WORK ITEM ->
The response should contain all of the data below, reproduced exactly, and no pictures.

═══ SUPPLIED MATERIAL ═══

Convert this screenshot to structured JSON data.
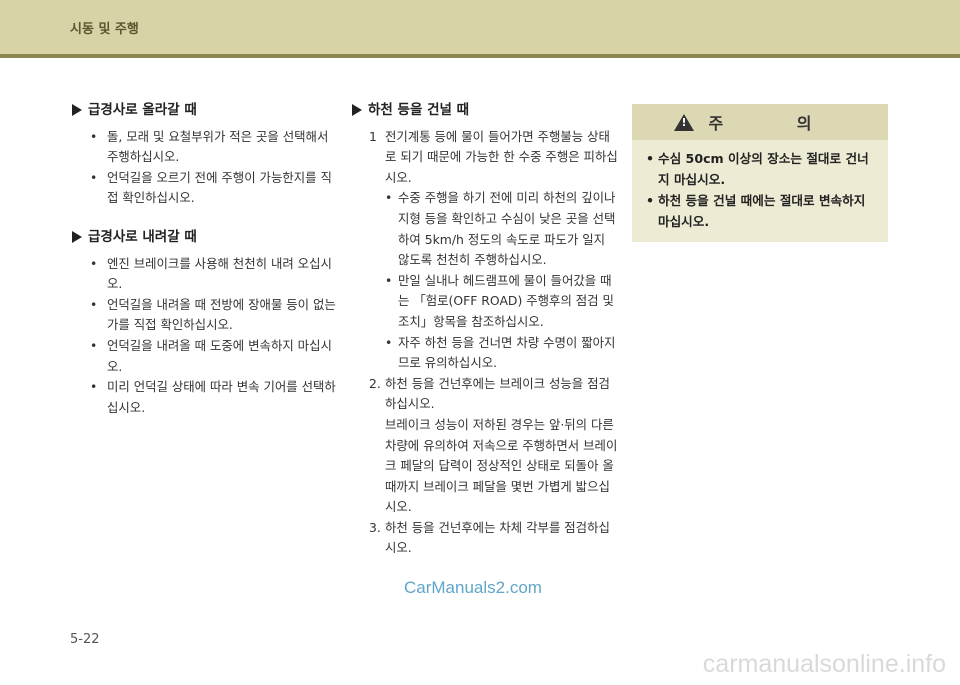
{
  "header": {
    "title": "시동 및 주행"
  },
  "left": {
    "sections": [
      {
        "title": "급경사로 올라갈 때",
        "items": [
          "돌, 모래 및 요철부위가 적은 곳을 선택해서 주행하십시오.",
          "언덕길을 오르기 전에 주행이 가능한지를 직접 확인하십시오."
        ]
      },
      {
        "title": "급경사로 내려갈 때",
        "items": [
          "엔진 브레이크를 사용해 천천히 내려 오십시오.",
          "언덕길을 내려올 때 전방에 장애물 등이 없는가를 직접 확인하십시오.",
          "언덕길을 내려올 때 도중에 변속하지 마십시오.",
          "미리 언덕길 상태에 따라 변속 기어를 선택하십시오."
        ]
      }
    ]
  },
  "middle": {
    "title": "하천 등을 건널 때",
    "steps": [
      {
        "label": "1",
        "text": "전기계통 등에 물이 들어가면 주행불능 상태로 되기 때문에 가능한 한 수중 주행은 피하십시오.",
        "sub": [
          "수중 주행을 하기 전에 미리 하천의 깊이나 지형 등을 확인하고 수심이 낮은 곳을 선택하여 5km/h 정도의 속도로 파도가 일지 않도록 천천히 주행하십시오.",
          "만일 실내나 헤드램프에 물이 들어갔을 때는 「험로(OFF ROAD) 주행후의 점검 및 조치」항목을 참조하십시오.",
          "자주 하천 등을 건너면 차량 수명이 짧아지므로 유의하십시오."
        ]
      },
      {
        "label": "2.",
        "text": "하천 등을 건넌후에는 브레이크 성능을 점검하십시오.",
        "extra": "브레이크 성능이 저하된 경우는 앞·뒤의 다른 차량에 유의하여 저속으로 주행하면서 브레이크 페달의 답력이 정상적인 상태로 되돌아 올때까지 브레이크 페달을 몇번 가볍게 밟으십시오."
      },
      {
        "label": "3.",
        "text": "하천 등을 건넌후에는 차체 각부를 점검하십시오."
      }
    ]
  },
  "caution": {
    "title": "주 의",
    "items": [
      "수심 50cm 이상의 장소는 절대로 건너지 마십시오.",
      "하천 등을 건널 때에는 절대로 변속하지 마십시오."
    ]
  },
  "watermark": "CarManuals2.com",
  "page_number": "5-22",
  "footer_watermark": "carmanualsonline.info"
}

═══

SOLUTION BELOW ->
Convert this screenshot to structured JSON data.
{
  "header": {
    "title": "시동 및 주행"
  },
  "left": {
    "sections": [
      {
        "title": "급경사로 올라갈 때",
        "items": [
          "돌, 모래 및 요철부위가 적은 곳을 선택해서 주행하십시오.",
          "언덕길을 오르기 전에 주행이 가능한지를 직접 확인하십시오."
        ]
      },
      {
        "title": "급경사로 내려갈 때",
        "items": [
          "엔진 브레이크를 사용해 천천히 내려 오십시오.",
          "언덕길을 내려올 때 전방에 장애물 등이 없는가를 직접 확인하십시오.",
          "언덕길을 내려올 때 도중에 변속하지 마십시오.",
          "미리 언덕길 상태에 따라 변속 기어를 선택하십시오."
        ]
      }
    ]
  },
  "middle": {
    "title": "하천 등을 건널 때",
    "steps": [
      {
        "label": "1",
        "text": "전기계통 등에 물이 들어가면 주행불능 상태로 되기 때문에 가능한 한 수중 주행은 피하십시오.",
        "sub": [
          "수중 주행을 하기 전에 미리 하천의 깊이나 지형 등을 확인하고 수심이 낮은 곳을 선택하여 5km/h 정도의 속도로 파도가 일지 않도록 천천히 주행하십시오.",
          "만일 실내나 헤드램프에 물이 들어갔을 때는 「험로(OFF ROAD) 주행후의 점검 및 조치」항목을 참조하십시오.",
          "자주 하천 등을 건너면 차량 수명이 짧아지므로 유의하십시오."
        ]
      },
      {
        "label": "2.",
        "text": "하천 등을 건넌후에는 브레이크 성능을 점검하십시오.",
        "extra": "브레이크 성능이 저하된 경우는 앞·뒤의 다른 차량에 유의하여 저속으로 주행하면서 브레이크 페달의 답력이 정상적인 상태로 되돌아 올때까지 브레이크 페달을 몇번 가볍게 밟으십시오."
      },
      {
        "label": "3.",
        "text": "하천 등을 건넌후에는 차체 각부를 점검하십시오."
      }
    ]
  },
  "caution": {
    "title": "주 의",
    "items": [
      "수심 50cm 이상의 장소는 절대로 건너지 마십시오.",
      "하천 등을 건널 때에는 절대로 변속하지 마십시오."
    ]
  },
  "watermark": "CarManuals2.com",
  "page_number": "5-22",
  "footer_watermark": "carmanualsonline.info"
}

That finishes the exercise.